||[May. 30th, 2006|12:50 am]
International Bon Vivant and Raconteur
I taped the Desperation TV movie when it aired last week and finally got a chance to watch it today. God, that was shit. I almost gave up after the first hour. Maybe I should have.|
I honestly don't know what to point to as the most ludicrous ingredient in this latest Stephen King/Mick Garris surf-and-turf. The kajillion-year-old demon cracking pop culture jokes about "blue states" and "swingles," both things it would know (or care) nothing about? The mother yelling at her son to stop praying, in what had to be the stupidest character-defining moment ever put on film? Or maybe when the cougar (a fucking cougar!) appears out of nowhere and leaps through a window to attack someone?
I haven't read the novel, so I don't know how much of this is directly from the page and how much is original to Stephen King's script, but I'll take this opportunity to point out yet again that King does not know how to write an effective screenplay. What works on the page, in terms of both dialogue and action, is different from what works on the screen. The very same dialogue that works well in your head when reading a novel can sound ridiculous when spoken aloud by an actor. Scripts are a different beast, with their own special needs and ways of doing things. But King seems to write them as if they're still novels, with entire scenes that drag on forever, leaving you begging for them to come to either a conflict or a resolution, something. The sheriff asking the author for his autograph might have worked well in the novel, where scenes can play out in their own sweet time, but on the screen it was interminable. In fact, the whole first hour of the three-hour movie felt interminable.
It definitely picks up in the second hour, when our heroes escape from their cells and go on the run, but by then it was too little too late. The whole story felt inconsequential to me. What was really at stake, other than the main characters getting out of Desperation, Nevada alive? Did Tak, the kajillion-year-old demon, have any plan outside of messing up that one town? Who knows?
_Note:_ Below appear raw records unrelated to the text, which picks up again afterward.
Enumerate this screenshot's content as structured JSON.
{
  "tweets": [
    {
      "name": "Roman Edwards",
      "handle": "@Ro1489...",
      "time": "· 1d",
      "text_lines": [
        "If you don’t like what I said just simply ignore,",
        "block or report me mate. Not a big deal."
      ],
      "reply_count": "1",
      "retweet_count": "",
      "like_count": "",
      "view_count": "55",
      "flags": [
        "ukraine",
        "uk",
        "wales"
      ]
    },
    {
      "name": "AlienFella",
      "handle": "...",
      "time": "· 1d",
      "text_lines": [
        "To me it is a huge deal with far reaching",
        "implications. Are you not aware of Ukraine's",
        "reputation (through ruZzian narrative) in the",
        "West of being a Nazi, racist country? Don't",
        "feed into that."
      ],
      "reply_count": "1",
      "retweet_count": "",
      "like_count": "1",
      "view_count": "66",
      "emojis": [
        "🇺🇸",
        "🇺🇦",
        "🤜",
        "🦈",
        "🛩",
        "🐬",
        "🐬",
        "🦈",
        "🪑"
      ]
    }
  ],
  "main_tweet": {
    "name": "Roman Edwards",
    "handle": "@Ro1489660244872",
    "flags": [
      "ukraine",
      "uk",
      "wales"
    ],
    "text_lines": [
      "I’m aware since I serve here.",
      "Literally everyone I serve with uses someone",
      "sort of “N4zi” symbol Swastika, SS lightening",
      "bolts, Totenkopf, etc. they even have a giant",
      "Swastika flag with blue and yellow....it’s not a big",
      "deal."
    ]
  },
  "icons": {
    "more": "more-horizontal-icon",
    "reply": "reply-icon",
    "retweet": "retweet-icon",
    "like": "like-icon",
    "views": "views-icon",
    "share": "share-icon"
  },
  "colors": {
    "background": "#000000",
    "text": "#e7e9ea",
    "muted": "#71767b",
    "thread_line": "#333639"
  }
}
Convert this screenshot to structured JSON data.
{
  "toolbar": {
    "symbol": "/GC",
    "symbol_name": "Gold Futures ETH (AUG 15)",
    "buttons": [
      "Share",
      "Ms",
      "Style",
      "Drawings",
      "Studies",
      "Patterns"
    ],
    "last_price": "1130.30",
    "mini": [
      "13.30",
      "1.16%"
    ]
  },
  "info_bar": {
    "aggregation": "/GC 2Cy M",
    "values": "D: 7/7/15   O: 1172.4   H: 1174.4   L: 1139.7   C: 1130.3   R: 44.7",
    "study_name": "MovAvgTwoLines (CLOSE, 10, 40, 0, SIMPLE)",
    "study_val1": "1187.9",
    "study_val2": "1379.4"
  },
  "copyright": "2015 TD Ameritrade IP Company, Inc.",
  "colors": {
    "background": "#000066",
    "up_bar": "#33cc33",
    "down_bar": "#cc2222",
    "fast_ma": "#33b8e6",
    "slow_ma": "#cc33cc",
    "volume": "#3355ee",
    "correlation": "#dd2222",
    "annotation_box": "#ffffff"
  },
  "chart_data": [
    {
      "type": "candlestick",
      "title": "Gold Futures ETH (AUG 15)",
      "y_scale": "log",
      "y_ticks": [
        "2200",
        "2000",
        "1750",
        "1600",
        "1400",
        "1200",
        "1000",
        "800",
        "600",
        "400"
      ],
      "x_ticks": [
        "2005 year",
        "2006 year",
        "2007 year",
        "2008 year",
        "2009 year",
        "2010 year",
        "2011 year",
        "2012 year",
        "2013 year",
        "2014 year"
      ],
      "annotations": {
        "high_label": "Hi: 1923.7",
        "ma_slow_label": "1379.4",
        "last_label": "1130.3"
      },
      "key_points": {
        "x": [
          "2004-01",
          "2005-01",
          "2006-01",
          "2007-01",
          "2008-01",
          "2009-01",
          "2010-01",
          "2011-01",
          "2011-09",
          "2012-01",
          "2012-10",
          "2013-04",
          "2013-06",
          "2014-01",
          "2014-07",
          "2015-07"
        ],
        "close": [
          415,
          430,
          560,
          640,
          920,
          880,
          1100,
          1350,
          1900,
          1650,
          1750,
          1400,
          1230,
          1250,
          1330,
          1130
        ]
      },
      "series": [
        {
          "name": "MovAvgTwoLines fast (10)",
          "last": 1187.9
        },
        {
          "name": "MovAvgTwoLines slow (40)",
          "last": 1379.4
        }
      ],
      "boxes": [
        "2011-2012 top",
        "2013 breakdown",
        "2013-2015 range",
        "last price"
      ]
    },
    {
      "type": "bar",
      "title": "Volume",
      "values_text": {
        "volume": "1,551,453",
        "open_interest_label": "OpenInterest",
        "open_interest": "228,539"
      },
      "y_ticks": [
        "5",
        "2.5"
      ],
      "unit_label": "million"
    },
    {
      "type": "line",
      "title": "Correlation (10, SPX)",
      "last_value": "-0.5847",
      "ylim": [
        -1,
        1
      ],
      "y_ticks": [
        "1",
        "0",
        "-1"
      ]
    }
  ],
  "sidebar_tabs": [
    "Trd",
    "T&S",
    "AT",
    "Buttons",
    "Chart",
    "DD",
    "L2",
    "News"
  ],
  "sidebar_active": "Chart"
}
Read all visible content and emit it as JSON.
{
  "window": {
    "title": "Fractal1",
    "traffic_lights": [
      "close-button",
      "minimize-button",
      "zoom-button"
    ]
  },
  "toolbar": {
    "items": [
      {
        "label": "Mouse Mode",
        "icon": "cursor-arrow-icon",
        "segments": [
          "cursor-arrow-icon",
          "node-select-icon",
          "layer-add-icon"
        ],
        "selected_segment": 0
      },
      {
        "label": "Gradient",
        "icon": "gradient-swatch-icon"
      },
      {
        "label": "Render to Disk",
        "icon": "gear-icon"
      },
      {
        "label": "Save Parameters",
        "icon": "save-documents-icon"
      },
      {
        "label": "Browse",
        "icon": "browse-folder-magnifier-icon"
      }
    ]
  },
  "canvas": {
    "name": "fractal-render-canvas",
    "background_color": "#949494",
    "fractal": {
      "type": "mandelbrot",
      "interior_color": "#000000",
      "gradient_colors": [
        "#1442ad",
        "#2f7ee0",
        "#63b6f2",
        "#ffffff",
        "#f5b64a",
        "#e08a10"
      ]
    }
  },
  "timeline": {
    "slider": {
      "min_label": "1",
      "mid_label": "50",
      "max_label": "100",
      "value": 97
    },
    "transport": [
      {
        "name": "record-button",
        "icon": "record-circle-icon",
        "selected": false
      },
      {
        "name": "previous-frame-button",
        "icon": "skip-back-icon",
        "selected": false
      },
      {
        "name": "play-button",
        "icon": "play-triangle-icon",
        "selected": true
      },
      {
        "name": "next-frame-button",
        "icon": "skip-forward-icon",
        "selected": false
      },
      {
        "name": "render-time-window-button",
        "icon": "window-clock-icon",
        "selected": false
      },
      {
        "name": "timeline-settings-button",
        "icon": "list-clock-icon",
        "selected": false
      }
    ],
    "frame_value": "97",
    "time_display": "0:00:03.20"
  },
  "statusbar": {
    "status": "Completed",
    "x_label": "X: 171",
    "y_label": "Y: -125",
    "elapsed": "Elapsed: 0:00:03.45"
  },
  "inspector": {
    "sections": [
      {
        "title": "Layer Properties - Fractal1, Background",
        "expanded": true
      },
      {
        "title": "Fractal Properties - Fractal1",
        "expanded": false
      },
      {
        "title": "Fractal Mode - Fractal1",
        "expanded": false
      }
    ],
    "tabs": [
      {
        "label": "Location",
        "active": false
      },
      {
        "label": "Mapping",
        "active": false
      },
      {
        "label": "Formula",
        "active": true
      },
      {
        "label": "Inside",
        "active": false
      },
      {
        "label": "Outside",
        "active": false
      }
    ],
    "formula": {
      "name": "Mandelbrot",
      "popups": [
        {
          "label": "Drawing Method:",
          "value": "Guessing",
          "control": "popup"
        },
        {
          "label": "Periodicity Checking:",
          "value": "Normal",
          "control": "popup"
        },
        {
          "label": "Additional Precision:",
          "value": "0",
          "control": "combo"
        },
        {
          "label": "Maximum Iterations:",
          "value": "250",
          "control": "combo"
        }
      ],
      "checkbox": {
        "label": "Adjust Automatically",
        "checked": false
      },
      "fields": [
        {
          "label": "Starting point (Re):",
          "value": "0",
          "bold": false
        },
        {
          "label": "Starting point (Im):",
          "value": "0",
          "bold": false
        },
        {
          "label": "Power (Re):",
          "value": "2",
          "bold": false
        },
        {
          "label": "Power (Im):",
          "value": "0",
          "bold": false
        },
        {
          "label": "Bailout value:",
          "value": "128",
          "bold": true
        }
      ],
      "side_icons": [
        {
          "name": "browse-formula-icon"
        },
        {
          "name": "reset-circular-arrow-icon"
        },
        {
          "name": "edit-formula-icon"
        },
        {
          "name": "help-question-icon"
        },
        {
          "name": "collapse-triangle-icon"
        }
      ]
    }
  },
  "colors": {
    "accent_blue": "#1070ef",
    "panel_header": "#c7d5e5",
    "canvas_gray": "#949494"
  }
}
He seemed pretty content just to hang out where he was. So the world outside didn't seem endangered at all. There was nothing upping the ante, nothing to make our heroes believe Tak had to be stopped at all costs or everything would go to hell in a handbasket.
And don't get me started on all the God stuff. By the second time the little boy was talking about how we were all put here to love and serve God, I was rolling my eyes. Not because it's necessarily a bad sentiment (though one does have to wonder what kind of God would create an entire world just to worship him - is he really that insecure?) but because it was all talk. It didn't come to anything. Faith played no part outside of empty speeches used to pad out airtime and define characters as either God-fearing or atheists.
As I mentioned, I didn't read the novel. I like most of the King novels I've read, and I'll probably like this one too, once the memory of the TV movie has faded away. I remember he also published a novel under the Bachman name at the same time, called The Regulators, that was sort of a different version of the same story. Maybe that one would have made a better movie.